Koch bought the story and was a major moving in getting New York State leaders to go along with his plan to give Gulf and Western relief. Koch could not take the chance that the Knicks would move to the abandoned market of Uniondale, New York, and the Rangers would set up shop in East Rutherford, New Jersey.
The decision has cost New York City an estimated $300 million over the decades.
The high speed rate of stadium/arena building accelerated after the 1986 federal tax code reform, which left a loophole that owners quickly seized upon. Under the right circumstances an owner could get 92 percent of the gross revenues generated in a facility with a local government taking just eight cents on every dollar to pay down stadium debt.

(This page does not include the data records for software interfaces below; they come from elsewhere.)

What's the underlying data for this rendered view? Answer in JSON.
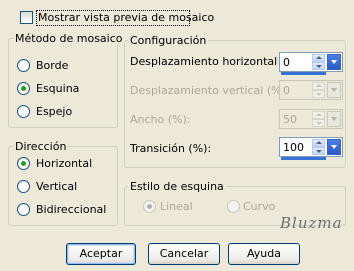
{
  "preview_checkbox": {
    "label": "Mostrar vista previa de mosaico",
    "checked": false
  },
  "method_group": {
    "title": "Método de mosaico",
    "options": [
      "Borde",
      "Esquina",
      "Espejo"
    ],
    "selected": "Esquina"
  },
  "direction_group": {
    "title": "Dirección",
    "options": [
      "Horizontal",
      "Vertical",
      "Bidireccional"
    ],
    "selected": "Horizontal"
  },
  "config_group": {
    "title": "Configuración",
    "fields": [
      {
        "label": "Desplazamiento horizontal (%):",
        "value": "0",
        "enabled": true
      },
      {
        "label": "Desplazamiento vertical (%):",
        "value": "0",
        "enabled": false
      },
      {
        "label": "Ancho (%):",
        "value": "50",
        "enabled": false
      },
      {
        "label": "Transición (%):",
        "value": "100",
        "enabled": true
      }
    ]
  },
  "corner_style_group": {
    "title": "Estilo de esquina",
    "options": [
      "Lineal",
      "Curvo"
    ],
    "selected": "Lineal",
    "enabled": false
  },
  "buttons": {
    "ok": "Aceptar",
    "cancel": "Cancelar",
    "help": "Ayuda"
  },
  "watermark": "Bluzma",
  "colors": {
    "dialog_bg": "#ece9d8",
    "radio_dot": "#21a121",
    "spin_accent": "#3a73d8"
  }
}
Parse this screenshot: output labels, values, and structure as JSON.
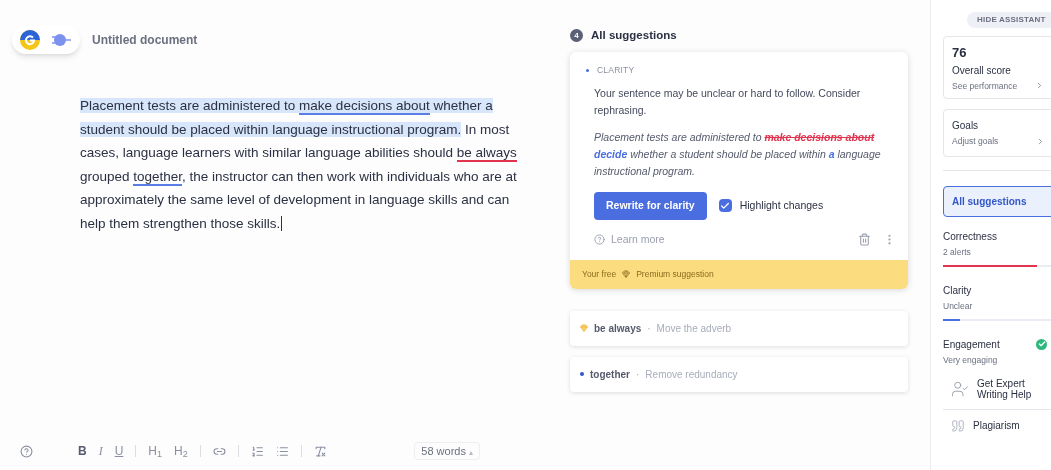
{
  "document": {
    "title": "Untitled document",
    "segments": [
      {
        "text": "Placement tests are administered to ",
        "selected": true,
        "kind": "plain"
      },
      {
        "text": "make decisions about",
        "selected": true,
        "kind": "clarity"
      },
      {
        "text": " whether a student should be placed within language instructional program.",
        "selected": true,
        "kind": "plain"
      },
      {
        "text": " In most cases, language learners with similar language abilities should ",
        "selected": false,
        "kind": "plain"
      },
      {
        "text": "be always",
        "selected": false,
        "kind": "correctness"
      },
      {
        "text": " grouped ",
        "selected": false,
        "kind": "plain"
      },
      {
        "text": "together",
        "selected": false,
        "kind": "clarity"
      },
      {
        "text": ", the instructor can then work with individuals who are at approximately the same level of development in language skills and can help them strengthen those skills.",
        "selected": false,
        "kind": "plain"
      }
    ]
  },
  "toolbar": {
    "format": [
      "B",
      "I",
      "U"
    ],
    "headings": [
      "H$_{1}$",
      "H$_{2}$"
    ],
    "word_count": "58 words",
    "word_count_caret": "▴"
  },
  "suggestions": {
    "count": "4",
    "title": "All suggestions",
    "active": {
      "category": "CLARITY",
      "message": "Your sentence may be unclear or hard to follow. Consider rephrasing.",
      "rewrite": [
        {
          "text": "Placement tests are administered to ",
          "kind": "plain"
        },
        {
          "text": "make decisions about",
          "kind": "deleted"
        },
        {
          "text": " decide",
          "kind": "inserted"
        },
        {
          "text": " whether a student should be placed within ",
          "kind": "plain"
        },
        {
          "text": "a",
          "kind": "inserted"
        },
        {
          "text": " language instructional program.",
          "kind": "plain"
        }
      ],
      "button": "Rewrite for clarity",
      "highlight": {
        "label": "Highlight changes",
        "checked": true
      },
      "learn_more": "Learn more",
      "premium": {
        "prefix": "Your free",
        "label": "Premium suggestion"
      }
    },
    "items": [
      {
        "phrase": "be always",
        "separator": "·",
        "hint": "Move the adverb",
        "kind": "premium"
      },
      {
        "phrase": "together",
        "separator": "·",
        "hint": "Remove redundancy",
        "kind": "clarity"
      }
    ]
  },
  "sidebar": {
    "hide_button": "HIDE ASSISTANT",
    "score": {
      "value": "76",
      "label": "Overall score",
      "link": "See performance"
    },
    "goals": {
      "label": "Goals",
      "link": "Adjust goals"
    },
    "all": {
      "label": "All suggestions",
      "selected": true
    },
    "categories": [
      {
        "name": "Correctness",
        "status": "2 alerts",
        "level": 0.85,
        "color": "#e0344f",
        "done": false
      },
      {
        "name": "Clarity",
        "status": "Unclear",
        "level": 0.15,
        "color": "#4a6ee0",
        "done": false
      },
      {
        "name": "Engagement",
        "status": "Very engaging",
        "done": true
      }
    ],
    "expert": "Get Expert Writing Help",
    "plagiarism": "Plagiarism"
  }
}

Stadium and arena costs were not yet in the hundreds of millions of dollars category yet.
In 1990, MLB signed a new deal with Minor League Baseball demanding that every minor league team had either a new or renovated facility by 1994 or the team would have to move. Local politicians for the most part except in a handful of cities bowed down to MLB’s request. Elmira, New York said no to improvements at Dunn Field, which was a WPA project in 1938 and lost a New York Penn League team.

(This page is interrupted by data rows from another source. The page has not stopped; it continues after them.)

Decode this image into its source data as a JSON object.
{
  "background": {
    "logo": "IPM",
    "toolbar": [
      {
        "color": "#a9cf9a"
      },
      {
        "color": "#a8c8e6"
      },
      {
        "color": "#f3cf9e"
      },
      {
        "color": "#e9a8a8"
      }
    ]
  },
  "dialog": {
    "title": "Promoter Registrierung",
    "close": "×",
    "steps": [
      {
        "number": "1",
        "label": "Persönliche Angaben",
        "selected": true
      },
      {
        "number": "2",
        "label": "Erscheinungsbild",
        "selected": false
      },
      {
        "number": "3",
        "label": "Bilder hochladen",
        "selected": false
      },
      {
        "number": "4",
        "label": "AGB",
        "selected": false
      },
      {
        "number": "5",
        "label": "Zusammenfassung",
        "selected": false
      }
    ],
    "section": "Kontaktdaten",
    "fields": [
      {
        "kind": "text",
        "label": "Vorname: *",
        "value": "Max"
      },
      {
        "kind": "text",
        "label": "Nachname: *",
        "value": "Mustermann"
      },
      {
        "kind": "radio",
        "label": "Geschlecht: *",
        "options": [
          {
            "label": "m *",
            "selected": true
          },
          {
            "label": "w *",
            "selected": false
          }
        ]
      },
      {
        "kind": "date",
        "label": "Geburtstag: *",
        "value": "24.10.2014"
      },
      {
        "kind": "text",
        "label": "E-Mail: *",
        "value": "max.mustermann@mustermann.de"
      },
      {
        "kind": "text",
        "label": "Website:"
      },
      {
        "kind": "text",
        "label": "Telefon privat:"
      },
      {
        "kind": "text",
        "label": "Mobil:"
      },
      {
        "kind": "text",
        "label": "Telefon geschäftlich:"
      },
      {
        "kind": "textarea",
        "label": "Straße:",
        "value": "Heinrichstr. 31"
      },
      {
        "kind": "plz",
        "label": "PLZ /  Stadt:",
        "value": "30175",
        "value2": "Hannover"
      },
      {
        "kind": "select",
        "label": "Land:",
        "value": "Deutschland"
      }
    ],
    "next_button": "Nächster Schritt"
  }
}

Government sports spending has produced terrible results from the 2000 Sydney Olympics, 2002 World Cup, 2004 Athens Olympics and even last year’s London Olympics, which was good for a certain part of the city but didn’t benefit any other part of England.
The Brazilian demonstration may be dismissed as localized and misguided. After all, think of all the tourists that will flock to Brazil for the World Cup and Olympics. No one is talking about costs and whether Brazil can break even on the events.

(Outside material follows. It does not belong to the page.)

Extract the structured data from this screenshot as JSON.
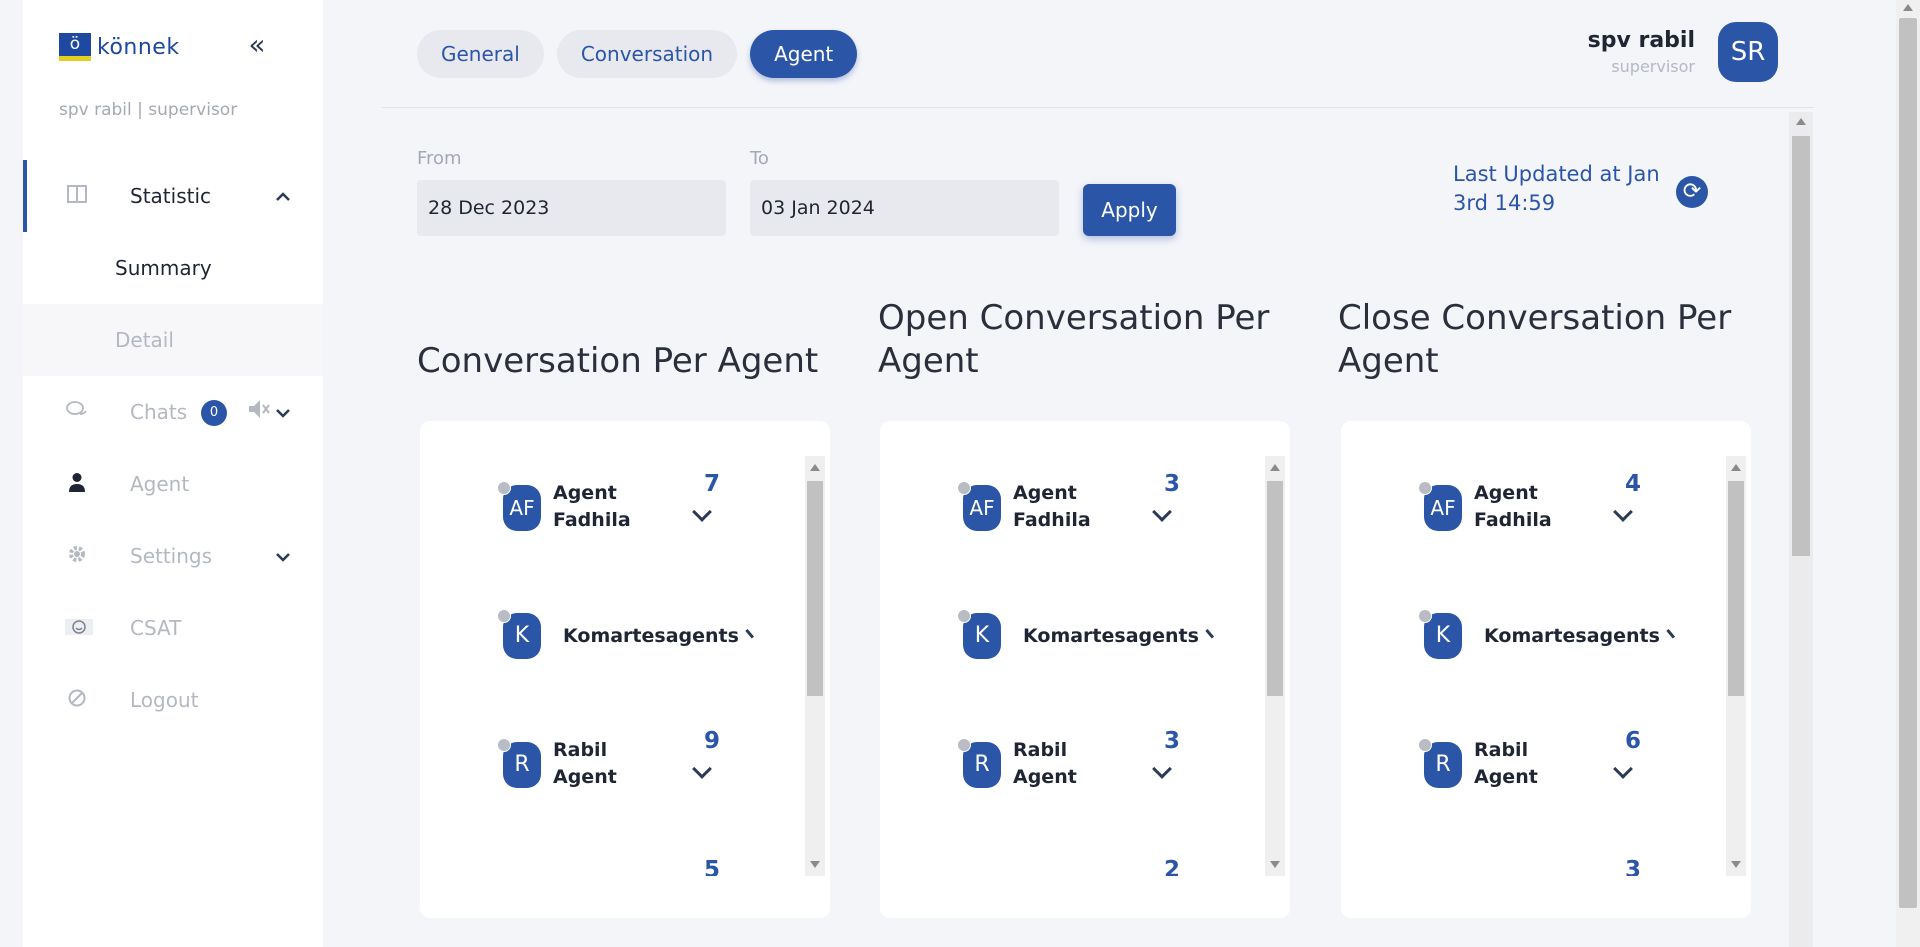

The 2014 Sochi Winter Olympics original cost estimate was $10 billion. Now it is $50 billion, but the argument is to think of future tourism and how it is a worthy investment.
In the U.S., a city that has major fiscal problems is cobbling together every resource possible to build a new arena for the NBA’s Sacramento Kings. Glendale, Ariz., may be looking at tens of millions of dollars in subsidies to keep the NHL’s Phoenix Coyotes from leaving the city-owned arena.
Louisiana Governor Bobby Jindal talks a big game about being a fiscal conservative until it comes to Tom Benson, who happens to own the New Orleans NFL team, the Saints, and the New Orleans NBA franchise, the Pelicans. Jindal is continuing to hand out subsidies to Benson, which started in 2001 when Louisiana Governor Mike Foster gave Benson a long-term deal worth $186.5 million to stay in New Orleans and keep the football team in the Superdome. The Foster deal is done; Jindal has a new deal that is still putting Louisiana tax dollars outright in Benson’s pockets.
But, it doesn’t matter if it is a Republican, Jindal, or a Democrat, such as Minnesota Governor Mark Dayton. They cannot say no. There is some sort of prestige in having a big-time sports team around. Given the lack of American media attention to this form of government spending, which rarely pays off, the almost religious-like fervor for football in the U.S. and the general like of sports, it is doubtful that Americans really would ever protest like the Brazilians.
Americans just want their games no matter what the cost.
Evan Weiner can be reached at firstname.lastname@example.org . His e-book, “The Business and Politics of Sports, Second Edition” is available at www.bickley.comand Amazon.com and his e-books, America’s Passion: How a Coal Miner’s Game Became the NFL in the 20th Century, From Peach Baskets to Dance Halls and the Not-so-Stern NBA and the reissue of the 2005 book, The Business and Politics of Sports are available at www.smashwords.com, iTunes, nook, versent books, kobo, Sony reader and Diesel.